=== Begin Enclosure ===

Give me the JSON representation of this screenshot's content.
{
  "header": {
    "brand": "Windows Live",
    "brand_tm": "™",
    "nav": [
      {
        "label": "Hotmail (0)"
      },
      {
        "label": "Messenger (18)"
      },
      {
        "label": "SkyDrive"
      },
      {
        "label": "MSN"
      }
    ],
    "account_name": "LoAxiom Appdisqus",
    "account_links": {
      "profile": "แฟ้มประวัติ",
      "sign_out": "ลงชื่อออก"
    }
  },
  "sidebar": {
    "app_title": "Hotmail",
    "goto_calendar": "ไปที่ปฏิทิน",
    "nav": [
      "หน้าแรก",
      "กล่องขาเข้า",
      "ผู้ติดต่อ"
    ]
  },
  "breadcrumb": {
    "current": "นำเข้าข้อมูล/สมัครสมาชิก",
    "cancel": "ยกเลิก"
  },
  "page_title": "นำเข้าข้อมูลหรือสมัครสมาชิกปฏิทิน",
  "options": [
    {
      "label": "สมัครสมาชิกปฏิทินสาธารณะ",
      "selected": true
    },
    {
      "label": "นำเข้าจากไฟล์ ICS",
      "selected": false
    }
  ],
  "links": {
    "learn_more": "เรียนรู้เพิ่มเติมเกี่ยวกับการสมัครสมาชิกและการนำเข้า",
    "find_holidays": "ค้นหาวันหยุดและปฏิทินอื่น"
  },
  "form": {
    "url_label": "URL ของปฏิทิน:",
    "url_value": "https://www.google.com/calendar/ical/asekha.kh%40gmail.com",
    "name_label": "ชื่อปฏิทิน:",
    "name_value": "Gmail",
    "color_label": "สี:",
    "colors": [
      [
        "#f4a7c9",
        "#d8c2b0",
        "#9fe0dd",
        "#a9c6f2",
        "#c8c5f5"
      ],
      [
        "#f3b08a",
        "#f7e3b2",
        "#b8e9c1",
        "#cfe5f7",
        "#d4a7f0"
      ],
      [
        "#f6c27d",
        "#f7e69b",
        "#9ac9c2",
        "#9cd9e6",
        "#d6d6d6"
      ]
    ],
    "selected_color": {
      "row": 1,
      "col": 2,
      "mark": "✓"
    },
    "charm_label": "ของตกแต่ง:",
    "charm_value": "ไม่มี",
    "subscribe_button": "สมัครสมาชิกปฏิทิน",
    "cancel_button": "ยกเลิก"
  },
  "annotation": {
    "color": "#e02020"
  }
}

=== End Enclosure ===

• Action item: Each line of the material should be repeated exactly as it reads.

• Solved problem:
Give me the JSON representation of this screenshot's content.
{
  "header": {
    "brand": "Windows Live",
    "brand_tm": "™",
    "nav": [
      {
        "label": "Hotmail (0)"
      },
      {
        "label": "Messenger (18)"
      },
      {
        "label": "SkyDrive"
      },
      {
        "label": "MSN"
      }
    ],
    "account_name": "LoAxiom Appdisqus",
    "account_links": {
      "profile": "แฟ้มประวัติ",
      "sign_out": "ลงชื่อออก"
    }
  },
  "sidebar": {
    "app_title": "Hotmail",
    "goto_calendar": "ไปที่ปฏิทิน",
    "nav": [
      "หน้าแรก",
      "กล่องขาเข้า",
      "ผู้ติดต่อ"
    ]
  },
  "breadcrumb": {
    "current": "นำเข้าข้อมูล/สมัครสมาชิก",
    "cancel": "ยกเลิก"
  },
  "page_title": "นำเข้าข้อมูลหรือสมัครสมาชิกปฏิทิน",
  "options": [
    {
      "label": "สมัครสมาชิกปฏิทินสาธารณะ",
      "selected": true
    },
    {
      "label": "นำเข้าจากไฟล์ ICS",
      "selected": false
    }
  ],
  "links": {
    "learn_more": "เรียนรู้เพิ่มเติมเกี่ยวกับการสมัครสมาชิกและการนำเข้า",
    "find_holidays": "ค้นหาวันหยุดและปฏิทินอื่น"
  },
  "form": {
    "url_label": "URL ของปฏิทิน:",
    "url_value": "https://www.google.com/calendar/ical/asekha.kh%40gmail.com",
    "name_label": "ชื่อปฏิทิน:",
    "name_value": "Gmail",
    "color_label": "สี:",
    "colors": [
      [
        "#f4a7c9",
        "#d8c2b0",
        "#9fe0dd",
        "#a9c6f2",
        "#c8c5f5"
      ],
      [
        "#f3b08a",
        "#f7e3b2",
        "#b8e9c1",
        "#cfe5f7",
        "#d4a7f0"
      ],
      [
        "#f6c27d",
        "#f7e69b",
        "#9ac9c2",
        "#9cd9e6",
        "#d6d6d6"
      ]
    ],
    "selected_color": {
      "row": 1,
      "col": 2,
      "mark": "✓"
    },
    "charm_label": "ของตกแต่ง:",
    "charm_value": "ไม่มี",
    "subscribe_button": "สมัครสมาชิกปฏิทิน",
    "cancel_button": "ยกเลิก"
  },
  "annotation": {
    "color": "#e02020"
  }
}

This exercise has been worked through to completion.